Extracted data entries:
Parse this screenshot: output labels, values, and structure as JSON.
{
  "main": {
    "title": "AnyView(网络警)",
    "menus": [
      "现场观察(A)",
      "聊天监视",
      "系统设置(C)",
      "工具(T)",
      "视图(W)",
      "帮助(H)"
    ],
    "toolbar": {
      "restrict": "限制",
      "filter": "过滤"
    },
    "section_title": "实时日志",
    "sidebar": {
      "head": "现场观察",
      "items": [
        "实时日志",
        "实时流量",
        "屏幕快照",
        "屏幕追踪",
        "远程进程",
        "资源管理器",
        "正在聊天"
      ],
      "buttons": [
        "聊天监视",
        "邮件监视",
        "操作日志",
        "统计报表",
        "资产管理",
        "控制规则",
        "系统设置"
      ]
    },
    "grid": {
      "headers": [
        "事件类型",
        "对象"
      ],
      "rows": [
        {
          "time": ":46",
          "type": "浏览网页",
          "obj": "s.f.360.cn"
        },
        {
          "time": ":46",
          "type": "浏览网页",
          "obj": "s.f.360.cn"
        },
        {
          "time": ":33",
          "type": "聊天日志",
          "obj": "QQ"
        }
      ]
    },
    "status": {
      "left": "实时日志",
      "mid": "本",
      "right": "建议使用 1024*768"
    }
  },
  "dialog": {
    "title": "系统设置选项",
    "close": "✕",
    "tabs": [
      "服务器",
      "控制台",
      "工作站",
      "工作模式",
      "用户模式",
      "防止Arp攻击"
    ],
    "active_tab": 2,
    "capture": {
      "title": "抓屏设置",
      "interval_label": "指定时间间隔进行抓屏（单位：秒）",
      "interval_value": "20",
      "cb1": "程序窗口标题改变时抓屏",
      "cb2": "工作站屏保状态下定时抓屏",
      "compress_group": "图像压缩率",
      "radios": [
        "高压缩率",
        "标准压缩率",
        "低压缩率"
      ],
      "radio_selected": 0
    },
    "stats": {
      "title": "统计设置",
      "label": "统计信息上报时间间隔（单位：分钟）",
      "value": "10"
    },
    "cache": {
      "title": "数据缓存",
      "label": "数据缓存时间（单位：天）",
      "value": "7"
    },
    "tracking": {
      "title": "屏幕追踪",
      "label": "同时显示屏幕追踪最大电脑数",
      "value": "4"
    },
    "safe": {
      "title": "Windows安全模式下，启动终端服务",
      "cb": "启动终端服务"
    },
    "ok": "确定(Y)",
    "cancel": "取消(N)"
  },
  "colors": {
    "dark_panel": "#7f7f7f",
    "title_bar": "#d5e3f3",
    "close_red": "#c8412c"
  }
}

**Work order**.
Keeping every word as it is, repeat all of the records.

**Finished exercise**.
Parse this screenshot: output labels, values, and structure as JSON.
{
  "main": {
    "title": "AnyView(网络警)",
    "menus": [
      "现场观察(A)",
      "聊天监视",
      "系统设置(C)",
      "工具(T)",
      "视图(W)",
      "帮助(H)"
    ],
    "toolbar": {
      "restrict": "限制",
      "filter": "过滤"
    },
    "section_title": "实时日志",
    "sidebar": {
      "head": "现场观察",
      "items": [
        "实时日志",
        "实时流量",
        "屏幕快照",
        "屏幕追踪",
        "远程进程",
        "资源管理器",
        "正在聊天"
      ],
      "buttons": [
        "聊天监视",
        "邮件监视",
        "操作日志",
        "统计报表",
        "资产管理",
        "控制规则",
        "系统设置"
      ]
    },
    "grid": {
      "headers": [
        "事件类型",
        "对象"
      ],
      "rows": [
        {
          "time": ":46",
          "type": "浏览网页",
          "obj": "s.f.360.cn"
        },
        {
          "time": ":46",
          "type": "浏览网页",
          "obj": "s.f.360.cn"
        },
        {
          "time": ":33",
          "type": "聊天日志",
          "obj": "QQ"
        }
      ]
    },
    "status": {
      "left": "实时日志",
      "mid": "本",
      "right": "建议使用 1024*768"
    }
  },
  "dialog": {
    "title": "系统设置选项",
    "close": "✕",
    "tabs": [
      "服务器",
      "控制台",
      "工作站",
      "工作模式",
      "用户模式",
      "防止Arp攻击"
    ],
    "active_tab": 2,
    "capture": {
      "title": "抓屏设置",
      "interval_label": "指定时间间隔进行抓屏（单位：秒）",
      "interval_value": "20",
      "cb1": "程序窗口标题改变时抓屏",
      "cb2": "工作站屏保状态下定时抓屏",
      "compress_group": "图像压缩率",
      "radios": [
        "高压缩率",
        "标准压缩率",
        "低压缩率"
      ],
      "radio_selected": 0
    },
    "stats": {
      "title": "统计设置",
      "label": "统计信息上报时间间隔（单位：分钟）",
      "value": "10"
    },
    "cache": {
      "title": "数据缓存",
      "label": "数据缓存时间（单位：天）",
      "value": "7"
    },
    "tracking": {
      "title": "屏幕追踪",
      "label": "同时显示屏幕追踪最大电脑数",
      "value": "4"
    },
    "safe": {
      "title": "Windows安全模式下，启动终端服务",
      "cb": "启动终端服务"
    },
    "ok": "确定(Y)",
    "cancel": "取消(N)"
  },
  "colors": {
    "dark_panel": "#7f7f7f",
    "title_bar": "#d5e3f3",
    "close_red": "#c8412c"
  }
}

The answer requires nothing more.